U.S. Homeland Security Secretary Michael Chertoff addressed lawyers Thursday at a conference on national security in Washington. VOA's Sean Maroney attended the conference and reports on the U.S. government's efforts to increase security and protect individual privacy.

Secretary Chertoff was the keynote speaker for the American Bar Association's 16th annual national security conference. At the event, Chertoff outlined several measures the Department of Homeland Security is pursuing in order to protect national security in the 21st century.

One new initiative is to require citizens to show passports when entering the United States from within the Western Hemisphere. This will be required for all air travelers starting this January. Passports will be required for land and sea travelers in January 2008.

Chertoff says requiring passports will cut back on the thousands of identification documents currently allowed that are easier to counterfeit.

"It will increase the privacy protection rather than damage it. It will have zero, or virtually zero, impact on civil liberties, and it will be something that can be done cost effectively and can be done with minimal disruption," he said.

Chertoff also says the Homeland Security Department is working on a secure system that will identify foreign travelers headed for the United States. He says this will allow U.S. officials to authorize travelers' entry - before they even get on a plane.

"The net result will be making the country more welcoming to people who we want to bring in and less welcoming to people that we want to stay out," he said.

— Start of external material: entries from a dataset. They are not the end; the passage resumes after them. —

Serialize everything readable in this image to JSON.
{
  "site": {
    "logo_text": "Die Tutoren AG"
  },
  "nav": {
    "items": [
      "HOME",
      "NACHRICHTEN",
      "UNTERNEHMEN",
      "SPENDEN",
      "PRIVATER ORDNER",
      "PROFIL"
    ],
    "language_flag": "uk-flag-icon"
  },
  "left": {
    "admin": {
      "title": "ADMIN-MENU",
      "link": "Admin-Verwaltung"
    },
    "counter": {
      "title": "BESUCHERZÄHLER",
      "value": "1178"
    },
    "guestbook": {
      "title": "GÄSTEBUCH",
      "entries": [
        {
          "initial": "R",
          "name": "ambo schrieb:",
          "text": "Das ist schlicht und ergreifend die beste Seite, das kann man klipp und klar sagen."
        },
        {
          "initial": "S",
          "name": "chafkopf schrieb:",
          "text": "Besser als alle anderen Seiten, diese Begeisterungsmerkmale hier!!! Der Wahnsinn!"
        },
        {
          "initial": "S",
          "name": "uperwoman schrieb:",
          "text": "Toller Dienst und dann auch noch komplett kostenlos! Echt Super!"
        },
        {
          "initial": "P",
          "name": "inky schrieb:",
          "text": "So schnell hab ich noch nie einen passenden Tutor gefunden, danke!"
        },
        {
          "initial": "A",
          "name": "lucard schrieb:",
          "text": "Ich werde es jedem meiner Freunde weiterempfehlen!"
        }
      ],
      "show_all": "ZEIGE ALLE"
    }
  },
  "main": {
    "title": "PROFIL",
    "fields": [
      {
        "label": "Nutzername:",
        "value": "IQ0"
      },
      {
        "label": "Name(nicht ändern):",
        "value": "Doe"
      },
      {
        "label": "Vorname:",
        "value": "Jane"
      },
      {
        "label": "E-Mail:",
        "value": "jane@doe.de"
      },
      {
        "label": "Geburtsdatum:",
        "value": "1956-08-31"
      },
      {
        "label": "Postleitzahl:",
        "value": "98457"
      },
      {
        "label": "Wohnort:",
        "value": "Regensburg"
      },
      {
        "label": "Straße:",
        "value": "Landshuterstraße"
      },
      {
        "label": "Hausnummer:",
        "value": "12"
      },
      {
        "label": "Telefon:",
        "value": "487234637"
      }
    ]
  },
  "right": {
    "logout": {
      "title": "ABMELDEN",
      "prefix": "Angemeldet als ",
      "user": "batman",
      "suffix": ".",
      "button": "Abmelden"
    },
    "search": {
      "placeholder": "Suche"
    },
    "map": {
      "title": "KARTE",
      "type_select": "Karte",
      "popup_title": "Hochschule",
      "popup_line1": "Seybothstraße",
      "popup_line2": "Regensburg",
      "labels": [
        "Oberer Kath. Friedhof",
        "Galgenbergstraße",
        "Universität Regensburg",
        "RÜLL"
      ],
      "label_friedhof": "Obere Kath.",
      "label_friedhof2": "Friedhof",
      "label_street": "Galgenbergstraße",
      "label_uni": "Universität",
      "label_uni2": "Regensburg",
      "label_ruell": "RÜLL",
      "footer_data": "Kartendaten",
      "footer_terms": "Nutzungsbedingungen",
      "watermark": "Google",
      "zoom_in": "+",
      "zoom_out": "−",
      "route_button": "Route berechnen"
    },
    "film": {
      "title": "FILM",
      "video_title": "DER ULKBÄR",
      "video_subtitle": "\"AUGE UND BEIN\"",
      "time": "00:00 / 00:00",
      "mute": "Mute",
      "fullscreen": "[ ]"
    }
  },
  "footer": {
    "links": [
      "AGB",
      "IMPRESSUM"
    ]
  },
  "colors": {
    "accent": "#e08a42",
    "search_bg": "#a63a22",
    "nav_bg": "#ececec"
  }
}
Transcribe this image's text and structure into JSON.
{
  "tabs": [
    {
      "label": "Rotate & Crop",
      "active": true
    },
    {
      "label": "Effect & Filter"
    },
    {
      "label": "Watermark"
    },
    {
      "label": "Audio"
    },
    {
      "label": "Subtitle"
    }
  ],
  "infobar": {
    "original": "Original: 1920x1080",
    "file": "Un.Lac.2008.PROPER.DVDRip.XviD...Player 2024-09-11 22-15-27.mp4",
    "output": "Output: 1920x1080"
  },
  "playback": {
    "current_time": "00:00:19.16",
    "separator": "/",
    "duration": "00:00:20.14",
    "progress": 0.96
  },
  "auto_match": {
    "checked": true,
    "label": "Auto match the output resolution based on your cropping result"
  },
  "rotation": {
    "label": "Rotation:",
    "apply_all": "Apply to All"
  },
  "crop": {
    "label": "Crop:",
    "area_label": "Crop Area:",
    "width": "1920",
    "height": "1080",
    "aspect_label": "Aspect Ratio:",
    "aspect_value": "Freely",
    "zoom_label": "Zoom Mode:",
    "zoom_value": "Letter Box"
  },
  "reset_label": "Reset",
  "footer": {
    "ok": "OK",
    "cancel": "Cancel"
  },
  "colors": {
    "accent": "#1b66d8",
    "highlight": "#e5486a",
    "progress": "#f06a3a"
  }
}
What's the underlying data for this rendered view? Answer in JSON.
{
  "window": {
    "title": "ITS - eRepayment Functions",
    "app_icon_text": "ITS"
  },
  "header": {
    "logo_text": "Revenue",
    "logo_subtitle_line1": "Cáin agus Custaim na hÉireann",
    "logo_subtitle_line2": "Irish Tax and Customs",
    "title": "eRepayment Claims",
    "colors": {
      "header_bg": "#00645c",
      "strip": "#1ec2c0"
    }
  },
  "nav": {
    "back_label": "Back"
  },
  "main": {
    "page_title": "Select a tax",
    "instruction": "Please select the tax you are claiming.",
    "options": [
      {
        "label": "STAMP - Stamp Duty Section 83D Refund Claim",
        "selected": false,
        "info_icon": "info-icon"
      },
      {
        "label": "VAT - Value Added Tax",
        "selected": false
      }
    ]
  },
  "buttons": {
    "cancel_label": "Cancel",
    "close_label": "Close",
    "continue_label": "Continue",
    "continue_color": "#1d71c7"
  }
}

Chertoff adds that during the next two years, U.S. officials will also be able to check all 10 fingerprints - instead of only two - of foreign visitors entering the United States.

Chertoff says all of these steps are necessary after the September 11,2001 terrorist attacks on the United States. But he stresses that protecting the country does not mean sacrificing liberty for security.

"My commitment and part of what we're trying to build in this department is a disciplined, balanced approach that manages risk by always asking the question 'what is the security benefit, and what is the cost in terms of liberty, privacy and expense?' and then makes the cost/benefit determination that I think all of us think is the right way to make policy," he said.

Chertoff says this fine line in policy making actually enhances freedoms and personal liberties.